▶ **Work to complete**: Where a line in the records below contains the string "into", tally it; give only the final number.

Entries from a dataset of interfaces
[Start of Attachment]

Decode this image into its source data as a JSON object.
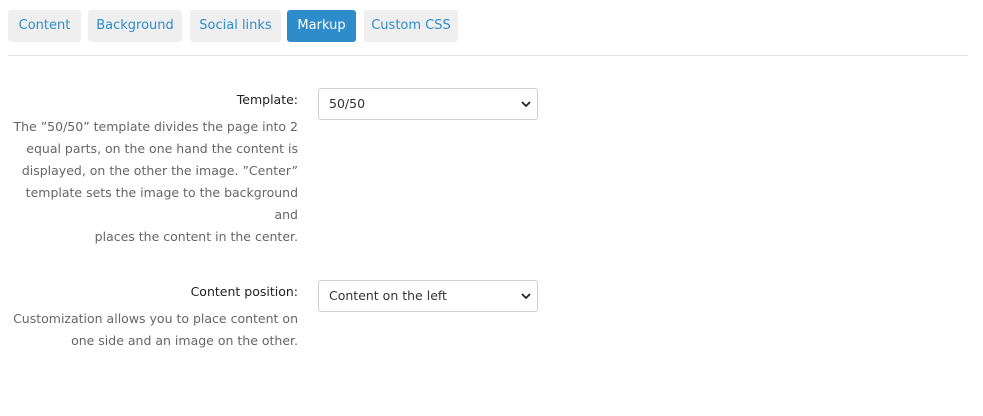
{
  "tabs": [
    {
      "label": "Content",
      "active": false
    },
    {
      "label": "Background",
      "active": false
    },
    {
      "label": "Social links",
      "active": false
    },
    {
      "label": "Markup",
      "active": true
    },
    {
      "label": "Custom CSS",
      "active": false
    }
  ],
  "fields": {
    "template": {
      "label": "Template:",
      "help_lines": [
        "The ”50/50” template divides the page into 2",
        "equal parts, on the one hand the content is",
        "displayed, on the other the image. ”Center”",
        "template sets the image to the background and",
        "places the content in the center."
      ],
      "selected": "50/50"
    },
    "content_position": {
      "label": "Content position:",
      "help_lines": [
        "Customization allows you to place content on",
        "one side and an image on the other."
      ],
      "selected": "Content on the left"
    }
  },
  "colors": {
    "accent": "#2f8ccb",
    "tab_bg": "#efefef",
    "help_text": "#666666"
  },
  "icons": {
    "select_arrow": "chevron-down-icon"
  }
}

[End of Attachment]

▶ **Response to this task**: 2